Dr. Lud Israel directs the talented young musicians who make up Neo Jazz Collective. It is my understanding that they will be performing at several libraries around the city. If you'd like to see some of their other performance venues watch this YouTube clip . And this one.
The students ages range from 11 to 18 years of age.

They have a CD which they recorded at the famed Alabama Jazz Hall of Fame. I would have purchased one but I had to leave while they were still performing.

Wednesday, July 1, 2009


I’ve read quite a bit about how to dry hydrangeas. About 10 years ago I did this by tying the stems together and hanging them upside down in my basement. I kept those dried flowers for 4 years until I just plain got tired of looking at them. They really hold up well. I have actually seen people at outdoor markets selling dried hydrangeas for a very hefty price.
A couple weeks ago I was fortunate to have a bouquet of big leaf hydrangeas given to me. I wanted to preserve them as long as possible so this time I stood them upright inside a tomato cage I wasn’t using inside the garage. I think they turned out pretty good. BTW I don’t know what the smaller flowers are but they seem to have done well also.

I have to warn you they're very fragile once they're dry. Have some idea as to how you plan to arrange them before putting them in a vase or pot. Otherwise, you're likely to lose a lot of blossoms.

This is Genovese Basil growing in a pot. It makes great pesto. I found a recipe at All
I make sure I keep it watered with the days here in the upper 90's. It grows very fast. When cutting make sure you leave a cluster of four leaves so that it will continue to grow.
Here's the recipe . Although I plan to tweak it by using chopped peanuts instead of almonds. (Remember I'm thrifty)
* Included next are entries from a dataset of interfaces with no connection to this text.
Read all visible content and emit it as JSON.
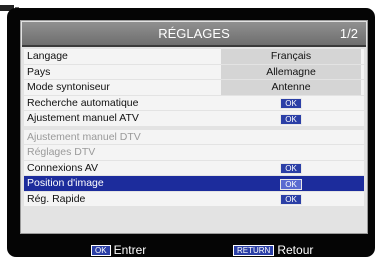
{
  "menu": {
    "title": "RÉGLAGES",
    "page": "1/2",
    "items": [
      {
        "label": "Langage",
        "value": "Français"
      },
      {
        "label": "Pays",
        "value": "Allemagne"
      },
      {
        "label": "Mode syntoniseur",
        "value": "Antenne"
      },
      {
        "label": "Recherche automatique",
        "value": "OK"
      },
      {
        "label": "Ajustement manuel ATV",
        "value": "OK"
      },
      {
        "label": "Ajustement manuel DTV",
        "value": ""
      },
      {
        "label": "Réglages DTV",
        "value": ""
      },
      {
        "label": "Connexions AV",
        "value": "OK"
      },
      {
        "label": "Position d'image",
        "value": "OK"
      },
      {
        "label": "Rég. Rapide",
        "value": "OK"
      }
    ]
  },
  "footer": {
    "ok_key": "OK",
    "ok_label": "Entrer",
    "return_key": "RETURN",
    "return_label": "Retour"
  },
  "colors": {
    "selected_row": "#1c2c9c",
    "accent_button": "#2b3fa6"
  }
}
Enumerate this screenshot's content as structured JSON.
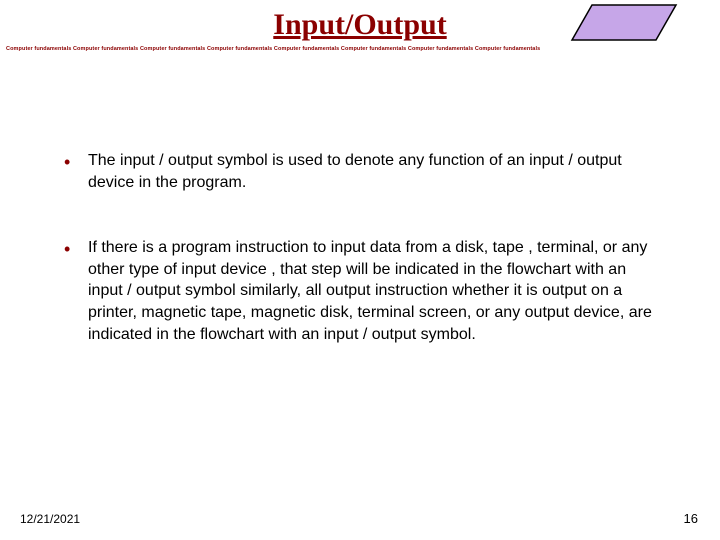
{
  "title": "Input/Output",
  "repeat_text": "Computer fundamentals Computer fundamentals Computer fundamentals Computer fundamentals Computer fundamentals Computer fundamentals Computer fundamentals Computer fundamentals",
  "bullets": [
    "The input / output symbol is used to denote any function of an input / output device in the program.",
    "If there is a program instruction to input data from a disk, tape , terminal, or any other type of input device , that step will be indicated in the flowchart with an input / output  symbol similarly, all output instruction whether it is output on a printer, magnetic tape, magnetic disk, terminal screen, or any output device, are indicated in the flowchart with an input / output symbol."
  ],
  "footer": {
    "date": "12/21/2021",
    "page": "16"
  },
  "shape": {
    "fill": "#C6A6E8",
    "stroke": "#000"
  }
}
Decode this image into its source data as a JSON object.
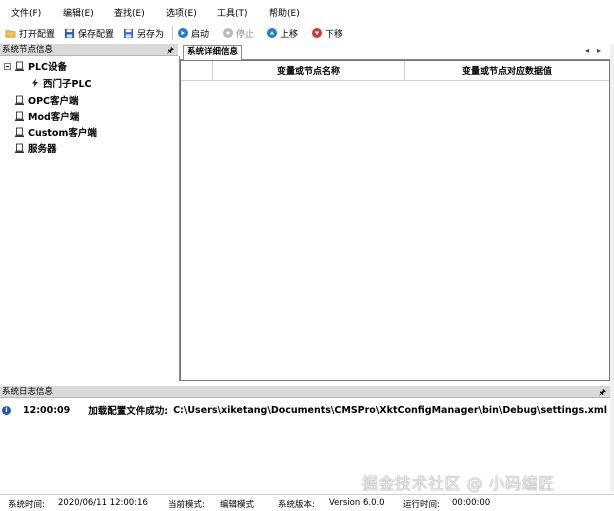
{
  "menu": [
    "文件(F)",
    "编辑(E)",
    "查找(E)",
    "选项(E)",
    "工具(T)",
    "帮助(E)"
  ],
  "toolbar": {
    "open": "打开配置",
    "save": "保存配置",
    "save_as": "另存为",
    "start": "启动",
    "stop": "停止",
    "up": "上移",
    "down": "下移"
  },
  "left_panel": {
    "title": "系统节点信息",
    "tree": {
      "plc": "PLC设备",
      "siemens": "西门子PLC",
      "opc": "OPC客户端",
      "mod": "Mod客户端",
      "custom": "Custom客户端",
      "server": "服务器"
    }
  },
  "right_panel": {
    "tab": "系统详细信息",
    "columns": [
      "变量或节点名称",
      "变量或节点对应数据值"
    ]
  },
  "log_panel": {
    "title": "系统日志信息",
    "entry": {
      "time": "12:00:09",
      "message": "加载配置文件成功:",
      "path": "C:\\Users\\xiketang\\Documents\\CMSPro\\XktConfigManager\\bin\\Debug\\settings.xml"
    }
  },
  "watermark": "掘金技术社区 @ 小码编匠",
  "status": {
    "time_label": "系统时间:",
    "time_value": "2020/06/11 12:00:16",
    "mode_label": "当前模式:",
    "mode_value": "编辑模式",
    "version_label": "系统版本:",
    "version_value": "Version  6.0.0",
    "run_label": "运行时间:",
    "run_value": "00:00:00"
  },
  "colors": {
    "accent_blue": "#1e7fd1",
    "stop_red": "#d23a3a",
    "disabled_gray": "#8a8a8a",
    "panel_header": "#d9d9d9"
  }
}
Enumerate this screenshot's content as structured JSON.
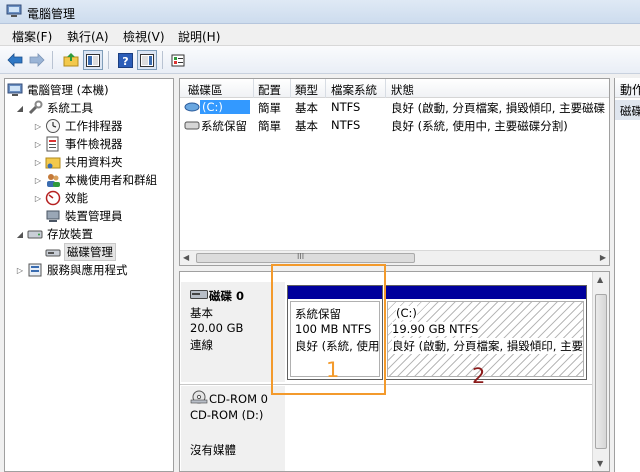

*1/4 cup almonds (substitute chopped peanuts)
*3 cloves garlic
*1 1/2 cups fresh basil leaves
*1/2 cup olive oil
*1 pinch ground nutmeg
*salt and pepper to taste

1. Preheat oven to 450 degrees F (230 degrees C). Place almonds on a cookie sheet, and bake for 10 minutes, or until lightly toasted. (Omit this step. The peanuts are already roasted)
2. In a food processor, combine toasted almonds, garlic, basil, olive oil, nutmeg, salt and pepper. Process until a coarse paste is formed.
Note: Pick basil the same day you plan to make pesto. I made the mistake of placing the picked leaves in the fridge. NOT a good idea. It wilted away and spoiled.

Put this concoction on toasted garlic bread or pasta and a sprinkle of Parmesan cheese and you've got a tasty

Roma Tomato
The Roma tomato is pear shaped and comes in red and yellow. I chose red . I have planted yellow in the past but to me they weren't as sweet as the red. There was too much tartness. The Roma is also known as the “plum tomato” . The white you see is where I tied it to the stake in the pot.

Just for good measure I wanted to show you my rosemary plant also in a pot. The picture shows it looking a little dry but I promise I watered it right after I took the picture. This baby was saved from last year. I brought it inside and nursed it the same as a houseplant. Summer has returned and it's still alive. Some people use this plant as a hedge. Can you imagine the aroma as the wind blows? Delicious.

I've grown a little of everything in a pot in the past. I plan to experiment even more in the future.
Lastly, to show that I'm into recycling, I put the watering jug underneath the air conditioning drain and use the water for my plants. It would only drip on the ground if I didn't.